[The records Boundary: Start]

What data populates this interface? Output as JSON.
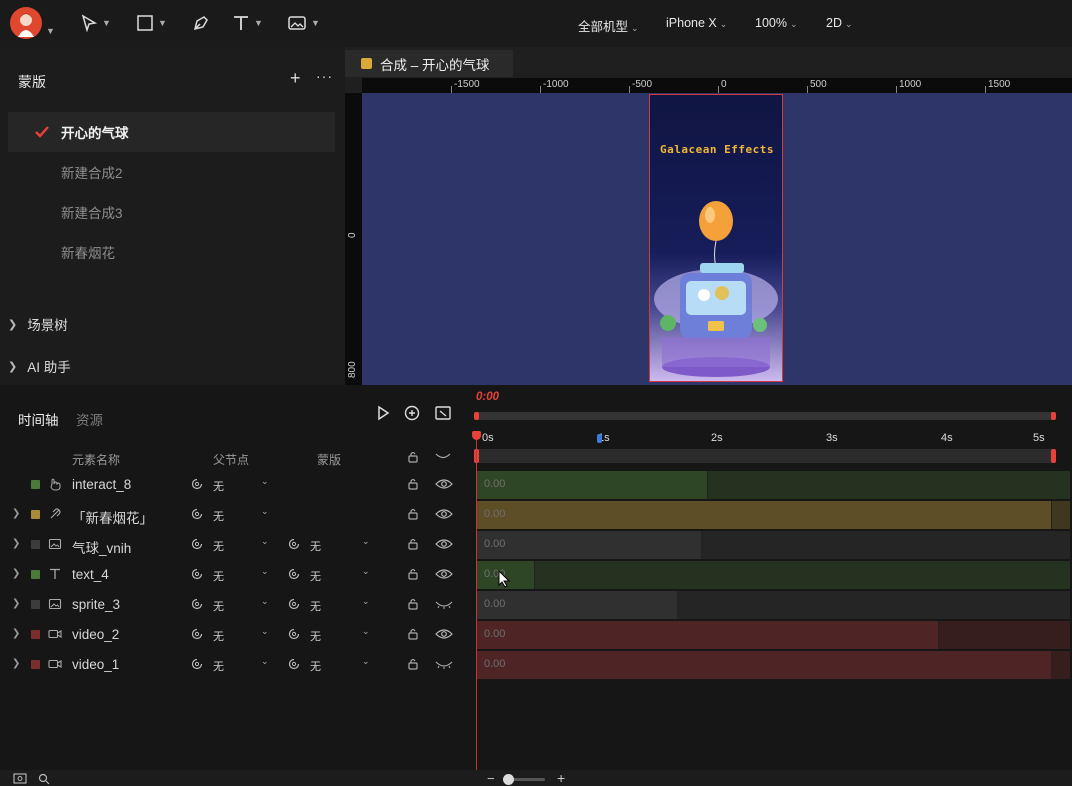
{
  "toolbar": {
    "tools": [
      "select-tool",
      "rectangle-tool",
      "pen-tool",
      "text-tool",
      "image-tool"
    ],
    "device_filter": "全部机型",
    "device": "iPhone X",
    "zoom": "100%",
    "view_mode": "2D"
  },
  "left_panel": {
    "title": "蒙版",
    "add": "+",
    "more": "···",
    "compositions": [
      {
        "label": "开心的气球",
        "active": true
      },
      {
        "label": "新建合成2",
        "active": false
      },
      {
        "label": "新建合成3",
        "active": false
      },
      {
        "label": "新春烟花",
        "active": false
      }
    ],
    "scene_tree": "场景树",
    "ai_assistant": "AI 助手"
  },
  "canvas": {
    "tab": "合成 – 开心的气球",
    "ruler_h": [
      "-1500",
      "-1000",
      "-500",
      "0",
      "500",
      "1000",
      "1500"
    ],
    "ruler_v": [
      "0",
      "800"
    ],
    "brand": "Galacean Effects",
    "accent": "#d9a93a"
  },
  "timeline": {
    "tab_timeline": "时间轴",
    "tab_assets": "资源",
    "timecode": "0:00",
    "seconds": [
      "0s",
      "1s",
      "2s",
      "3s",
      "4s",
      "5s"
    ],
    "headers": {
      "name": "元素名称",
      "parent": "父节点",
      "mask": "蒙版"
    },
    "rows": [
      {
        "name": "interact_8",
        "type": "interact-icon",
        "color": "#4a7a3a",
        "expand": false,
        "parent": "无",
        "mask": null,
        "visible": true,
        "clip_color": "#2f4626",
        "clip_end": 0.39,
        "clip_value": "0.00"
      },
      {
        "name": "「新春烟花」",
        "type": "link-icon",
        "color": "#a88a3a",
        "expand": true,
        "parent": "无",
        "mask": null,
        "visible": true,
        "clip_color": "#5e4e27",
        "clip_end": 0.97,
        "clip_value": "0.00"
      },
      {
        "name": "气球_vnih",
        "type": "image-icon",
        "color": "#3c3c3c",
        "expand": true,
        "parent": "无",
        "mask": "无",
        "visible": true,
        "clip_color": "#303030",
        "clip_end": 0.38,
        "clip_value": "0.00"
      },
      {
        "name": "text_4",
        "type": "text-icon",
        "color": "#4a7a3a",
        "expand": true,
        "parent": "无",
        "mask": "无",
        "visible": true,
        "clip_color": "#2f4626",
        "clip_end": 0.1,
        "clip_value": "0.00"
      },
      {
        "name": "sprite_3",
        "type": "image-icon",
        "color": "#3c3c3c",
        "expand": true,
        "parent": "无",
        "mask": "无",
        "visible": false,
        "clip_color": "#303030",
        "clip_end": 0.34,
        "clip_value": "0.00"
      },
      {
        "name": "video_2",
        "type": "video-icon",
        "color": "#7a2e2e",
        "expand": true,
        "parent": "无",
        "mask": "无",
        "visible": true,
        "clip_color": "#4f2424",
        "clip_end": 0.78,
        "clip_value": "0.00"
      },
      {
        "name": "video_1",
        "type": "video-icon",
        "color": "#7a2e2e",
        "expand": true,
        "parent": "无",
        "mask": "无",
        "visible": false,
        "clip_color": "#4f2424",
        "clip_end": 0.97,
        "clip_value": "0.00"
      }
    ]
  },
  "bottom": {
    "zoom_out": "−",
    "zoom_in": "+"
  }
}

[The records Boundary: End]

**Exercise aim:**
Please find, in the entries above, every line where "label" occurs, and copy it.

**Reply:**
        "label": "开心的气球",
        "label": "新建合成2",
        "label": "新建合成3",
        "label": "新春烟花",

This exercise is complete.